"It's been very evident to anyone around here that they are willing to spend money to make this successful," said defender Mike Petke, the team's all-time games-played and minutes-played leader who is in his second stint with the franchise after starting his career in New York in 1998. He said the organization now is completely different from what it was years ago. Mr. Petke is retiring after this season at age 34. He said his one regret is that he won't be able to play for the organization going forward, when he says it will really take off.
The European-style team that Red Bull is aiming for, where many players are homegrown, is slowly taking shape. Mr. Soler said that American players will eventually be the foundation for the team, though for now with the academy in its infancy, he values European experience more, and is skeptical of how three-month NCAA seasons prepare a player for 10-month MLS seasons. He acknowledges it's far-off that a superstar American would spend his whole career in MLS, but thinks if another player came along like Jozy Altidore, the former Red Bull who left to play in Europe at age 19, he could get perhaps three good seasons out of him.
Red Bulls jersey sales are up 150% since the re-branding from Metrostars to Red Bulls, according to Adidas Director of Soccer Antonio Zea. Though the numbers aren't complete, Mr. Zea said that when Mr. Henry and Mr. Marquez arrived, the company scrambled to supply "tens of thousands" of jerseys, which were sold soon after. The Red Bulls are now second in the league in jersey sales, behind Seattle.
There's no timetable for when the team will begin turning a profit, though Red Bulls managing director Erik Stover said the team is fine with being in a "growth mode" in the first season in the stadium. Both concessions and merchandise have doubled in the new stadium, and they no longer have to give a cut to Giants Stadium.
In addition, Mr. Stover says the team wants to produce its own local broadcasts next season and sell the rights to major networks—most teams in Major League Soccer, including the Red Bulls, split production fees with broadcasters and let them control advertisement and sponsorship revenues.
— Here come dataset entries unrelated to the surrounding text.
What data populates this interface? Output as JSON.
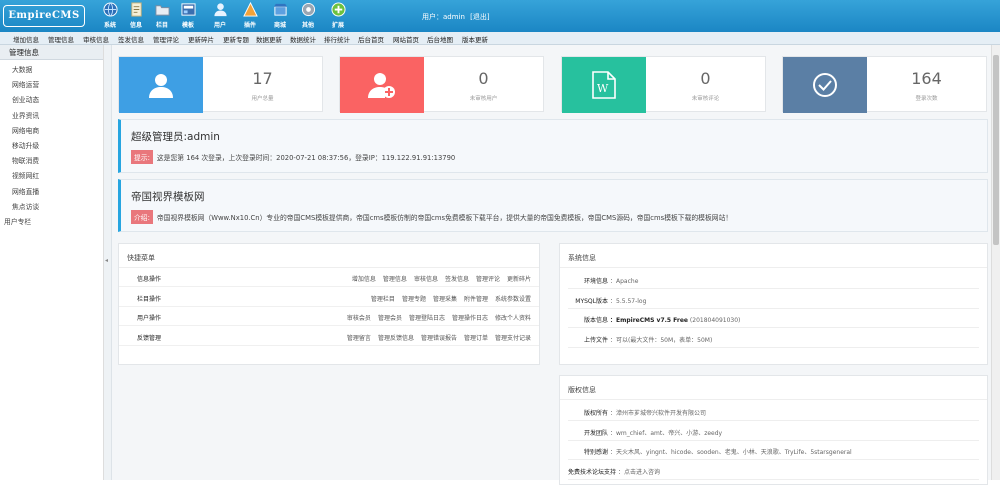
{
  "logo_text": "EmpireCMS",
  "top_nav": [
    {
      "label": "系统",
      "icon": "globe-icon"
    },
    {
      "label": "信息",
      "icon": "document-icon"
    },
    {
      "label": "栏目",
      "icon": "folder-icon"
    },
    {
      "label": "模板",
      "icon": "template-icon"
    },
    {
      "label": "用户",
      "icon": "user-icon"
    },
    {
      "label": "插件",
      "icon": "plugin-icon"
    },
    {
      "label": "商城",
      "icon": "shop-icon"
    },
    {
      "label": "其他",
      "icon": "gear-icon"
    },
    {
      "label": "扩展",
      "icon": "plus-icon"
    }
  ],
  "user_info": {
    "prefix": "用户：admin",
    "logout": "[退出]"
  },
  "sub_nav": [
    "增加信息",
    "管理信息",
    "审核信息",
    "签发信息",
    "管理评论",
    "更新碎片",
    "更新专题",
    "数据更新",
    "数据统计",
    "排行统计",
    "后台首页",
    "网站首页",
    "后台地图",
    "版本更新"
  ],
  "sidebar": {
    "header": "管理信息",
    "items": [
      "大数据",
      "网络运营",
      "创业动态",
      "业界资讯",
      "网络电商",
      "移动升级",
      "物联消费",
      "视频网红",
      "网络直播",
      "焦点访谈"
    ],
    "footer": "用户专栏"
  },
  "stats": [
    {
      "value": "17",
      "label": "用户总量",
      "color": "#3e9fe4",
      "icon": "user-icon"
    },
    {
      "value": "0",
      "label": "未审核用户",
      "color": "#fa6363",
      "icon": "user-add-icon"
    },
    {
      "value": "0",
      "label": "未审核评论",
      "color": "#27c19e",
      "icon": "word-doc-icon"
    },
    {
      "value": "164",
      "label": "登录次数",
      "color": "#5b7fa5",
      "icon": "check-circle-icon"
    }
  ],
  "admin_panel": {
    "title": "超级管理员:admin",
    "tag": "提示:",
    "text": "这是您第 164 次登录，上次登录时间：2020-07-21 08:37:56，登录IP：119.122.91.91:13790"
  },
  "site_panel": {
    "title": "帝国视界模板网",
    "tag": "介绍:",
    "text": "帝国视界模板网（Www.Nx10.Cn）专业的帝国CMS模板提供商，帝国cms模板仿制的帝国cms免费模板下载平台，提供大量的帝国免费模板，帝国CMS源码，帝国cms模板下载的模板网站！"
  },
  "quick_menu": {
    "title": "快捷菜单",
    "rows": [
      {
        "label": "信息操作",
        "links": [
          "增加信息",
          "管理信息",
          "审核信息",
          "签发信息",
          "管理评论",
          "更新碎片"
        ]
      },
      {
        "label": "栏目操作",
        "links": [
          "管理栏目",
          "管理专题",
          "管理采集",
          "附件管理",
          "系统参数设置"
        ]
      },
      {
        "label": "用户操作",
        "links": [
          "审核会员",
          "管理会员",
          "管理登陆日志",
          "管理操作日志",
          "修改个人资料"
        ]
      },
      {
        "label": "反馈管理",
        "links": [
          "管理留言",
          "管理反馈信息",
          "管理错误报告",
          "管理订单",
          "管理支付记录"
        ]
      }
    ]
  },
  "system_info": {
    "title": "系统信息",
    "rows": [
      {
        "key": "环境信息",
        "value": "Apache",
        "bold": false
      },
      {
        "key": "MYSQL版本",
        "value": "5.5.57-log",
        "bold": false
      },
      {
        "key": "版本信息",
        "value": "EmpireCMS v7.5 Free",
        "extra": "(201804091030)",
        "bold": true
      },
      {
        "key": "上传文件",
        "value": "可以(最大文件：50M，表单：50M)",
        "bold": false
      }
    ]
  },
  "copyright": {
    "title": "版权信息",
    "rows": [
      {
        "key": "版权所有",
        "value": "漳州市芗城帝兴软件开发有限公司"
      },
      {
        "key": "开发团队",
        "value": "wm_chief、amt、帝兴、小游、zeedy"
      },
      {
        "key": "特别感谢",
        "value": "天火木风、yingnt、hicode、sooden、老鬼、小林、天浪歌、TryLife、5starsgeneral"
      },
      {
        "key": "免费技术论坛支持",
        "value": "点击进入咨询"
      }
    ]
  },
  "user_info_sep": "："
}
Mr. Stover says making the switch could boost the team's ratings and potentially produce immediate profits.
The Red Bulls are in the final year of a three-season broadcasting contract with Madison Square Garden, according to people familiar with the deal. The Red Bulls pay about $250,000 in production costs while MSG pays $750,000, those same people say. But MSG keeps the sponsorship and ad money. Mr. Stover says if the team produced games on its own, it could sell them to major networks for about $50,000 apiece and make money on the ad and sponsorship revenues.
Mr. Stover says MSG produces the team's broadcasts well, but that the network hasn't "always done enough" because it's "cluttered" with other responsibilities. MSG Network's executive vice president and general manager Dan Ronayne says MSG values its relationship with the Red Bulls but that the company doesn't talk about the terms of its deals.
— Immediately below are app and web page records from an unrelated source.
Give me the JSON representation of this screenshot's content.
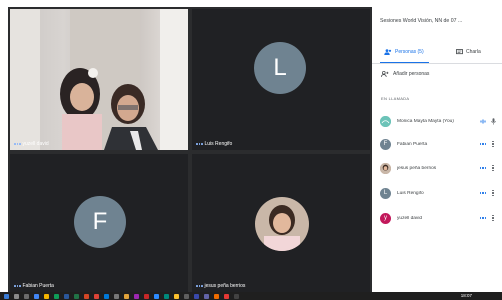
{
  "meeting": {
    "title": "Sesiones World Visión, NN de 07 ..."
  },
  "tabs": [
    {
      "label": "Personas (5)",
      "icon": "people-icon",
      "active": true
    },
    {
      "label": "Charla",
      "icon": "chat-icon",
      "active": false
    }
  ],
  "add_people_label": "Añadir personas",
  "section_label": "EN LLAMADA",
  "participants": [
    {
      "name": "Monica Mayta Mayta (You)",
      "initial": "",
      "color": "#6cc3b8",
      "mic": true
    },
    {
      "name": "Fabian Puerta",
      "initial": "F",
      "color": "#6f8391"
    },
    {
      "name": "jesus peña berrios",
      "initial": "",
      "color": "#b08a77"
    },
    {
      "name": "Luis Rengifo",
      "initial": "L",
      "color": "#6f8391"
    },
    {
      "name": "yuzell david",
      "initial": "y",
      "color": "#c2185b"
    }
  ],
  "tiles": [
    {
      "name": "yuzell david",
      "initial": ""
    },
    {
      "name": "Luis Rengifo",
      "initial": "L",
      "color": "#6f8391"
    },
    {
      "name": "Fabian Puerta",
      "initial": "F",
      "color": "#6f8391"
    },
    {
      "name": "jesus peña berrios",
      "initial": ""
    }
  ],
  "taskbar": {
    "time": "18:07"
  }
}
Even though the Red Bulls' number of viewers for local broadcasts this season is third-best in the league, according to the Nielsen Co., this move isn't guaranteed to work. MSG says the team averages a .11 rating on its network this season—the moribund Knicks, by comparison, averaged a .91 rating on the network last season.
"It's a risk," Mr. Stover says. "But we think the reward will be much greater."
i love this team sfm. they're fun to watch for the first time in a LONG, long time. And can we get a NY Red Bulls tag, plz?